Hartsfield-Jackson International Airport releases first carbon policy
Hartsfield-Jackson Atlanta International Airport has announced its first carbon policy, highlighting its commitments to sustainability, as well as the Airports Council International Net Zero by 2050 goal.
Hartsfield Jackson Atlanta International Airport (ATL) has released its first carbon policy and commits the Airport to achieving the City of Atlanta’s 100 per cent Clean and Renewable Energy by 2035 goal and the Airports Council International (ACI) Net Zero by 2050 goal.
As a part of the Airport’s 2035 Sustainable Management Plan to be released in 2022, Hartsfield-Jackson will present a roadmap to reduce its contribution to climate change. The airport will focus on cutting its Scope 1 and 2 emissions by increasing energy efficiency through energy retrofits, proactive maintenance, and transitioning to all-electric building systems.

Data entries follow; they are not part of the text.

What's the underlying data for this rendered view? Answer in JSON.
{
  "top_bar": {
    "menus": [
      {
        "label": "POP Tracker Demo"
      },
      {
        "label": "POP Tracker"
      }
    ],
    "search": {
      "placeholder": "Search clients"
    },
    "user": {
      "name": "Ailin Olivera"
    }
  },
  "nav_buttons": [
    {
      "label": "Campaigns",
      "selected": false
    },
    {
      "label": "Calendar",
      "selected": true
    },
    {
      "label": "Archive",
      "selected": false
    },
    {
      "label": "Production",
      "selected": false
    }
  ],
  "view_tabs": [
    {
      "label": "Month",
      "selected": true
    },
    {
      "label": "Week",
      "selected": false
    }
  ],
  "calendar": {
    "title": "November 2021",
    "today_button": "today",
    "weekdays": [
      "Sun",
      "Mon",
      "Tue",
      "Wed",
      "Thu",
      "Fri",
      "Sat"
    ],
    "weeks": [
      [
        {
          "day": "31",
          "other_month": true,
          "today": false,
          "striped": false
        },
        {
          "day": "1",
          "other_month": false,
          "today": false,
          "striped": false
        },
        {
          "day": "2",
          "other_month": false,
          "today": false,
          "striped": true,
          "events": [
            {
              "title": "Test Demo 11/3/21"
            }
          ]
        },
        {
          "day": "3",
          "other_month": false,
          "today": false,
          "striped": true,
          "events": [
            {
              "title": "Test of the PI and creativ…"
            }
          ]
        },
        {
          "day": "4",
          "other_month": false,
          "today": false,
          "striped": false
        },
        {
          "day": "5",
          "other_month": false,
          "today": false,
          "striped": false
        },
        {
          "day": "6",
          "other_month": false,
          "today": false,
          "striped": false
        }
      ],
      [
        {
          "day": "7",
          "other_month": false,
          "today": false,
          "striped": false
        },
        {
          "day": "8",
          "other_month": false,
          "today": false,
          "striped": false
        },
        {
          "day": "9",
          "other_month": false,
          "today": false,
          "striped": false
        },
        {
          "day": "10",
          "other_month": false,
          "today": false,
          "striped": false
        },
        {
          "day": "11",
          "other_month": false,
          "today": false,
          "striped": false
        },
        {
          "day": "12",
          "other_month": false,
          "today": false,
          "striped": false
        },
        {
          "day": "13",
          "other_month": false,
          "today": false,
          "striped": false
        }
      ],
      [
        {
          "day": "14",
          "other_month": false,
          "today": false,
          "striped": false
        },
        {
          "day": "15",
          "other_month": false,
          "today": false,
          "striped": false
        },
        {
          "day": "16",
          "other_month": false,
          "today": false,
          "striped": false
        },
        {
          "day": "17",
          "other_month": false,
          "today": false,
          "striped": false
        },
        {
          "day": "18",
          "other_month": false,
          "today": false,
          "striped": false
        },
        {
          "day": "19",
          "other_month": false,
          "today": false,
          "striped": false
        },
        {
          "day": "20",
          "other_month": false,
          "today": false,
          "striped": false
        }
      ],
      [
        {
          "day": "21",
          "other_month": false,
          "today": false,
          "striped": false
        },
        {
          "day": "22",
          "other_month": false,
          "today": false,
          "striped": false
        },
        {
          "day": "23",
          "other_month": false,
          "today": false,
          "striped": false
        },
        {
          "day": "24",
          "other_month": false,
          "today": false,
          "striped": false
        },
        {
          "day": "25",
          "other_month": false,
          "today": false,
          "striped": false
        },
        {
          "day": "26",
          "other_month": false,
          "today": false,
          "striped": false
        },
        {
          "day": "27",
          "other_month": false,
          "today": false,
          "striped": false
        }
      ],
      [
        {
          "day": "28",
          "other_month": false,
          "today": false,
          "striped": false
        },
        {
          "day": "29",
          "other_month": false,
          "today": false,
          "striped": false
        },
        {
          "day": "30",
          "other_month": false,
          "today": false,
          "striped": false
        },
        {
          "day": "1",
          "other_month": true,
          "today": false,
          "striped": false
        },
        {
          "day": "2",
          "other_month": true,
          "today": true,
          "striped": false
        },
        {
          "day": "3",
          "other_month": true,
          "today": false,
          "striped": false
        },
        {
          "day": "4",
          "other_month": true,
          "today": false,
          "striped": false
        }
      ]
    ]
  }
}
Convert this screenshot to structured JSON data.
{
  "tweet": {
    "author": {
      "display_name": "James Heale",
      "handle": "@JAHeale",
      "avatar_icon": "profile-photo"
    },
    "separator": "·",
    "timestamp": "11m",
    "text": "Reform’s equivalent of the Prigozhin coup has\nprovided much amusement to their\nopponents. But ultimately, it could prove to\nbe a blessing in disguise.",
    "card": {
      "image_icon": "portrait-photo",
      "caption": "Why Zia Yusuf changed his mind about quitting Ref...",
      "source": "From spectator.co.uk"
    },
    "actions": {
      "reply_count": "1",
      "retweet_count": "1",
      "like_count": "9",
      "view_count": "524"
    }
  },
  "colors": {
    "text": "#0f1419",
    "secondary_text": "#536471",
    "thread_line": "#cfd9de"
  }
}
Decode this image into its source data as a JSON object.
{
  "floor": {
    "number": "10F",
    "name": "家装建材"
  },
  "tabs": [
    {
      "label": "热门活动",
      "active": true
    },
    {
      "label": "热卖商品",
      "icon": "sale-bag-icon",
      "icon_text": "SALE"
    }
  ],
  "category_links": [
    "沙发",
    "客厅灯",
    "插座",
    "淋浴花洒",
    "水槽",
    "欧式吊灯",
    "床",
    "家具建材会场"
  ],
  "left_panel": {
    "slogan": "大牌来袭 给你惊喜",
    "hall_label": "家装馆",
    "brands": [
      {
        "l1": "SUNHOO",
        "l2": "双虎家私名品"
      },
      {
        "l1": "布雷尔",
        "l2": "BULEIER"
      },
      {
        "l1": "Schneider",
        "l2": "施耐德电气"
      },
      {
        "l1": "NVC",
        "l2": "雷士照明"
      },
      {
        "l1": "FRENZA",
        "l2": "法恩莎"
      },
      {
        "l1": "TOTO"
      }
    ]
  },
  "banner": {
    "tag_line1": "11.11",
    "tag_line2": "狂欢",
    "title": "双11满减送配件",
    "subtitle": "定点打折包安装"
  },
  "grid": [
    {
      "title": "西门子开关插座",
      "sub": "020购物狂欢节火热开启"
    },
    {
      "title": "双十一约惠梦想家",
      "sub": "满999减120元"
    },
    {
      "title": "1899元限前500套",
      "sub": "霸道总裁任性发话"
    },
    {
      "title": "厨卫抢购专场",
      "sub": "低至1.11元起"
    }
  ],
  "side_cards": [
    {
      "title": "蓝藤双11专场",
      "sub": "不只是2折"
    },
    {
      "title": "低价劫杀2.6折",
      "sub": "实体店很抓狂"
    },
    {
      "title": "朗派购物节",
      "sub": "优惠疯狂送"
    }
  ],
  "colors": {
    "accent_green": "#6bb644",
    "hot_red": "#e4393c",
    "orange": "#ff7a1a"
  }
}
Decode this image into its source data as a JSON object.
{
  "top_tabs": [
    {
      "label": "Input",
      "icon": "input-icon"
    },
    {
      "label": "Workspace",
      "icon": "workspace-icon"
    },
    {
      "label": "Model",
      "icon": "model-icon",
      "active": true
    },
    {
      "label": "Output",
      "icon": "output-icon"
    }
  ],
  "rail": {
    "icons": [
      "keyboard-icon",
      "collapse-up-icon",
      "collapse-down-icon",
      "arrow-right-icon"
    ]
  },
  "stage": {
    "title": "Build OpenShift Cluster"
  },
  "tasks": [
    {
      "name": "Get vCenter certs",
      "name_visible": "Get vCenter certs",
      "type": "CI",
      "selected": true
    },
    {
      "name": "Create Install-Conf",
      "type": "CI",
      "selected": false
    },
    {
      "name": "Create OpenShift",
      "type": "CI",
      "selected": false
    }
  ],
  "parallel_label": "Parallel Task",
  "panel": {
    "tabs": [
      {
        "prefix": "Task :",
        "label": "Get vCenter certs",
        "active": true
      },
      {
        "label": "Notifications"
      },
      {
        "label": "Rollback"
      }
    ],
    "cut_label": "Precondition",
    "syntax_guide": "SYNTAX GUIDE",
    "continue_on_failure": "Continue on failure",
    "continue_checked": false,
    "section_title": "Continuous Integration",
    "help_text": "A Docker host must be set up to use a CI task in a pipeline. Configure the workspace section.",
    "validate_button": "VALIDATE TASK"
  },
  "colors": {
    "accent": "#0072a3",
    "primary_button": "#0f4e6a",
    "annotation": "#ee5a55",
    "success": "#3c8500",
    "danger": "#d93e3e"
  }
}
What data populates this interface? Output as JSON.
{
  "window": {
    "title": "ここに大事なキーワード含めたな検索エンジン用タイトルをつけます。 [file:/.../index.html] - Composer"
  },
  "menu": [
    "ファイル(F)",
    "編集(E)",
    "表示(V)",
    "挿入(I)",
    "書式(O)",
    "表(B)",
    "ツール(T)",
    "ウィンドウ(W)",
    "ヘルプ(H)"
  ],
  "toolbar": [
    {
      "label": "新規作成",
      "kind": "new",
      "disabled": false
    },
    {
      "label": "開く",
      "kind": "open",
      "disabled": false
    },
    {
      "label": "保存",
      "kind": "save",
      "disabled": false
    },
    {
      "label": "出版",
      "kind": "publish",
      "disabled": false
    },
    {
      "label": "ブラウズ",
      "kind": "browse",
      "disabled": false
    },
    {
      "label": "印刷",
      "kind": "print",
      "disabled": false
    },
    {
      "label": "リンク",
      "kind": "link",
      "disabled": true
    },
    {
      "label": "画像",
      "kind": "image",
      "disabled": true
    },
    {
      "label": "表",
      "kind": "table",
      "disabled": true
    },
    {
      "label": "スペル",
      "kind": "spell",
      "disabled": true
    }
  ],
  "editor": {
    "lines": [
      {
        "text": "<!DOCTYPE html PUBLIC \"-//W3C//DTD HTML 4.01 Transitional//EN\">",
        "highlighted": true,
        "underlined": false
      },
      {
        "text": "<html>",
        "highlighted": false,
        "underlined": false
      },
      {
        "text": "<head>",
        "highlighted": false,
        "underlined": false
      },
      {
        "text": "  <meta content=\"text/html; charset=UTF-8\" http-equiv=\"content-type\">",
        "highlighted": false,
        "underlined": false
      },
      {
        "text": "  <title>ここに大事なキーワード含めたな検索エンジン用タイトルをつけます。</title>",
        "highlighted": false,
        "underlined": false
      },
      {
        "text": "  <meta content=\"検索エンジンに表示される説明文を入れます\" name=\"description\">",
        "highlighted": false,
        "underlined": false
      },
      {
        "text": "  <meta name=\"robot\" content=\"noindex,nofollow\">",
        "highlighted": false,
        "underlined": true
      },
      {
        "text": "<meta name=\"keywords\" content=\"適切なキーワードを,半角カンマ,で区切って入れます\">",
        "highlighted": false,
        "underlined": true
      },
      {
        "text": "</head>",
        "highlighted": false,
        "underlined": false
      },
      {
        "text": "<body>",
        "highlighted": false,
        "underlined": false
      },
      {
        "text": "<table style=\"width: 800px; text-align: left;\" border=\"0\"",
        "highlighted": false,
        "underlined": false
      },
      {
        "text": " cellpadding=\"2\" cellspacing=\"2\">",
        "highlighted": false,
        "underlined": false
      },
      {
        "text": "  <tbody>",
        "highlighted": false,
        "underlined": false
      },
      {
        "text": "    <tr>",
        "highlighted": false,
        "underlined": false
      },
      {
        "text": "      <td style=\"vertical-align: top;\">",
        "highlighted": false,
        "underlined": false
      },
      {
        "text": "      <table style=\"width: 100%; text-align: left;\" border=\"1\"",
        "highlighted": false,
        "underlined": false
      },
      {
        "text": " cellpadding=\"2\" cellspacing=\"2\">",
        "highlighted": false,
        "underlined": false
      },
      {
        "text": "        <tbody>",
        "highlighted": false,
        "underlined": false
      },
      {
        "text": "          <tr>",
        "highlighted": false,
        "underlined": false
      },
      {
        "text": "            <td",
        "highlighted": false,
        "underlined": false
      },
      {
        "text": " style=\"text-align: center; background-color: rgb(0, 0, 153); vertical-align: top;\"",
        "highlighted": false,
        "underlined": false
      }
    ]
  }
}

“To effectively combat climate change, we must address this challenge in all facets of city government,” said Atlanta Mayor, Andre Dickens. “The airport’s plan to achieve net-zero carbon emissions by 2050 is both ambitious and necessary. Accomplishing this goal will allow us to position the Airport as the world’s leader in passenger volume, efficiency, and sustainability.”
“ATL is committed to positioning the Airport for the future,” added Airport General Manager, Balram ‘B’ Bheodari. “We have a responsibility to make sure we create a clean, sustainable environment for the generations that come after us. It won’t be easy, but nothing worth pursuing is ever easy. We look forward to this challenge.”
The airport is partnering with Georgia Power using the arbnco platform, which analyses metered energy data and provides fully costed and specific recommendations on energy conservation measures, renewable energy, and load-shedding opportunities. Through this program, ATL is evaluating its energy baseline and will identify opportunities for efficiency resulting from energy audits of its buildings.
The goal for new buildings is to meet a minimum of LEED Silver certification with a commitment to exceed the energy code. Efforts to address carbon emissions include meeting a minimum efficiency standard, the integration of advanced building systems, and reducing construction-related emissions through increasing vehicle and equipment standards.
For existing buildings, the airport will incorporate energy efficiency, as well as identify opportunities for alternative energy to decrease the use of fossil fuels.
The commitment to reducing carbon emissions can be a path to adopting even greater efficiency and innovation for Hartsfield-Jackson, which will help to reduce its carbon impact and reduce overall utility costs.